- [Available data]:
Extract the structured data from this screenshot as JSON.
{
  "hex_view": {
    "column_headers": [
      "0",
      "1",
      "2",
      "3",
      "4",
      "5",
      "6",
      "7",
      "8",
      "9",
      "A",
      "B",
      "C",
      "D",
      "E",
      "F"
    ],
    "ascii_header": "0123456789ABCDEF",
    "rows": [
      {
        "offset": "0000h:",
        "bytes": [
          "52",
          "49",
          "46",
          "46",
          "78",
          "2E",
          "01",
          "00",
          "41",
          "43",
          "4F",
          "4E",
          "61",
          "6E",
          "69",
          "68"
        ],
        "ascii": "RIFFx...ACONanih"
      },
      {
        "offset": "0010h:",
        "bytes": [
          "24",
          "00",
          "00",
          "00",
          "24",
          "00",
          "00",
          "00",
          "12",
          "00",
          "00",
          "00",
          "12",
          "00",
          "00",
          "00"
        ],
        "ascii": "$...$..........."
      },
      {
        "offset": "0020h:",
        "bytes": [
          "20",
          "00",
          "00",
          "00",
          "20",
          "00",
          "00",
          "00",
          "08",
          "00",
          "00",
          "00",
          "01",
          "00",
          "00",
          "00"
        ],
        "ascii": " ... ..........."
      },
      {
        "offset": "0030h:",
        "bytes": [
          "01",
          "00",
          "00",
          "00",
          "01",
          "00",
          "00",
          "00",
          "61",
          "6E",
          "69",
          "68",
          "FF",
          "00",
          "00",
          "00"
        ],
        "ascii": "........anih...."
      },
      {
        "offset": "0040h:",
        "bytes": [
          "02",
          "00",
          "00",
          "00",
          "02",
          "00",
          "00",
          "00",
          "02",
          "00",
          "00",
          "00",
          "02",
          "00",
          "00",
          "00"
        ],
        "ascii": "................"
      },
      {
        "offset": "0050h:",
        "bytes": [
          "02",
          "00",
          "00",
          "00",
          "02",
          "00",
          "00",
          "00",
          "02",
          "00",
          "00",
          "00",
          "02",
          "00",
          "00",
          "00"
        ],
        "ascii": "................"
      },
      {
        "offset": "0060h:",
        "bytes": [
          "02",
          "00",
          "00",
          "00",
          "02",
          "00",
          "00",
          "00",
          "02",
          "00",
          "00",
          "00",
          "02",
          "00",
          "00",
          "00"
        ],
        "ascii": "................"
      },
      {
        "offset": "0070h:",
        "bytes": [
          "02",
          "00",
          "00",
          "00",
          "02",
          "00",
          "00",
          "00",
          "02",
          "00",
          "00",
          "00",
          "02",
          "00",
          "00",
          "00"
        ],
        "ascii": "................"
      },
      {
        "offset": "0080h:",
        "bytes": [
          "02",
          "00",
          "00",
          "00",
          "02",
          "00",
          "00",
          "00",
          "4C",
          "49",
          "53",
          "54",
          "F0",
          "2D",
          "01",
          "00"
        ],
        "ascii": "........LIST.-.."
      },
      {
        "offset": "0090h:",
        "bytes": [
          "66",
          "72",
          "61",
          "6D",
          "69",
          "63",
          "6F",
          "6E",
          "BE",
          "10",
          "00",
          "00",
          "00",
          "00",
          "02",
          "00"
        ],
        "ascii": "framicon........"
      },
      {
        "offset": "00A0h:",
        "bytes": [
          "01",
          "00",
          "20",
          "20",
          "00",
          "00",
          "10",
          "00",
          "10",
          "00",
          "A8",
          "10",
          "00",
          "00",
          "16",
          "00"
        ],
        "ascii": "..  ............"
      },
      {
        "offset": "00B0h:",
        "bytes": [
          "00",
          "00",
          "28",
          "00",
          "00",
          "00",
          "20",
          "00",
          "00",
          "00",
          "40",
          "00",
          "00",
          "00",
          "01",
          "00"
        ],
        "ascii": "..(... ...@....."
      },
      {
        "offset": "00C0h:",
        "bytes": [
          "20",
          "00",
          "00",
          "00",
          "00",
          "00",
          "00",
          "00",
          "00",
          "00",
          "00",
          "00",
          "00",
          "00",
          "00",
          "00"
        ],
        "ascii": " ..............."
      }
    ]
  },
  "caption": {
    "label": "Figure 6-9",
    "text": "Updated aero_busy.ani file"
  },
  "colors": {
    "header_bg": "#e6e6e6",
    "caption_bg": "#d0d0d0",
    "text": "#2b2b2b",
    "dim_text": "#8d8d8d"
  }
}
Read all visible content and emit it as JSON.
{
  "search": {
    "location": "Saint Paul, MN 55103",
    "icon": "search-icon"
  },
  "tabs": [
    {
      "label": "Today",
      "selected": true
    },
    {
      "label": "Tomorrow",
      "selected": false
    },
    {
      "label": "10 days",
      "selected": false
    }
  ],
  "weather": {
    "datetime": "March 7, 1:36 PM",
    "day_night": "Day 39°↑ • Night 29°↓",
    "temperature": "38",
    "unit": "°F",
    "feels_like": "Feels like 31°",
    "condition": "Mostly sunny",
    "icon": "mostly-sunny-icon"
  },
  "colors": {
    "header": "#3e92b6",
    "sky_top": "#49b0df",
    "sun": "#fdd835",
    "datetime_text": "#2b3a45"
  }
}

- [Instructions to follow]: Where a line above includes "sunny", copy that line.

- [Finished exercise]:
    "condition": "Mostly sunny",
    "icon": "mostly-sunny-icon"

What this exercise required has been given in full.